Segment Open

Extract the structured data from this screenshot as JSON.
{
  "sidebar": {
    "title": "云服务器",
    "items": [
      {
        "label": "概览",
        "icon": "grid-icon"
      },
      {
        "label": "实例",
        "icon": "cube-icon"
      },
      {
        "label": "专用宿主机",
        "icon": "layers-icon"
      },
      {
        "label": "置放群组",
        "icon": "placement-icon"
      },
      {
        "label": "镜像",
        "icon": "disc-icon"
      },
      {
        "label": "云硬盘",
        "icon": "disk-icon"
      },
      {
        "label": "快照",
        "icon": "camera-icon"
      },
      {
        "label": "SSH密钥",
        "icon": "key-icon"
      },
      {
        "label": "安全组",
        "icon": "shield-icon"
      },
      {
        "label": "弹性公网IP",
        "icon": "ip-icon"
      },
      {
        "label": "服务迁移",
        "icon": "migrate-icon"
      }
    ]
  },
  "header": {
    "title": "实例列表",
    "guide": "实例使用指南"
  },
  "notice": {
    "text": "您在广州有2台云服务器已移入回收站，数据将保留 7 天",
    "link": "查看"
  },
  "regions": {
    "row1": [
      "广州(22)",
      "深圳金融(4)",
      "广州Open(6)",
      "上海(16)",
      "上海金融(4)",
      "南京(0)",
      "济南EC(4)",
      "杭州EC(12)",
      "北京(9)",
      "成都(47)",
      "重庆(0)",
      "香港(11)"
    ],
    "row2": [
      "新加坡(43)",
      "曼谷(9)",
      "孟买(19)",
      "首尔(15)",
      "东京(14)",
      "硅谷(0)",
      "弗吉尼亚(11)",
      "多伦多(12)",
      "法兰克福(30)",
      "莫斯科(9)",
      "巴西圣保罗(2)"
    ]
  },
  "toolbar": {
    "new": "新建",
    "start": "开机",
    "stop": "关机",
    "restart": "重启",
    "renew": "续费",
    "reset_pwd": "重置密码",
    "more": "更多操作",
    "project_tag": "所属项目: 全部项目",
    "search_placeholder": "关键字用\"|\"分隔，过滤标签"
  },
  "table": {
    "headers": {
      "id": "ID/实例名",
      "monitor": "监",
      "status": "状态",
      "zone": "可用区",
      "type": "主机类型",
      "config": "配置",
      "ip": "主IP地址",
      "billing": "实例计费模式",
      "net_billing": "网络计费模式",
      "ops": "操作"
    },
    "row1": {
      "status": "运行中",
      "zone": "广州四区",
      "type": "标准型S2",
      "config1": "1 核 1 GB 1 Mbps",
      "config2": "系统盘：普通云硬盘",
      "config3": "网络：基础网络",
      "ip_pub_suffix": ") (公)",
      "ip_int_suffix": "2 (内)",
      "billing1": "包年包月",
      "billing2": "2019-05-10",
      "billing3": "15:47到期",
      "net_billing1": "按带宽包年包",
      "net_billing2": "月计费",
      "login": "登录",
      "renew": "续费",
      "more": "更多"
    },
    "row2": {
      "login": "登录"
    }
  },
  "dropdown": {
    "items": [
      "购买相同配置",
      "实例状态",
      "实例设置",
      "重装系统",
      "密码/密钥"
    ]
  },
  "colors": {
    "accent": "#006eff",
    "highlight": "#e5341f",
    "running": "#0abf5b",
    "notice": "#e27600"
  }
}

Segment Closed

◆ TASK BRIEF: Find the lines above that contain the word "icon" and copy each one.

◆ RESULT OF THIS TASK:
        "icon": "grid-icon"
        "icon": "cube-icon"
        "icon": "layers-icon"
        "icon": "placement-icon"
        "icon": "disc-icon"
        "icon": "disk-icon"
        "icon": "camera-icon"
        "icon": "key-icon"
        "icon": "shield-icon"
        "icon": "ip-icon"
        "icon": "migrate-icon"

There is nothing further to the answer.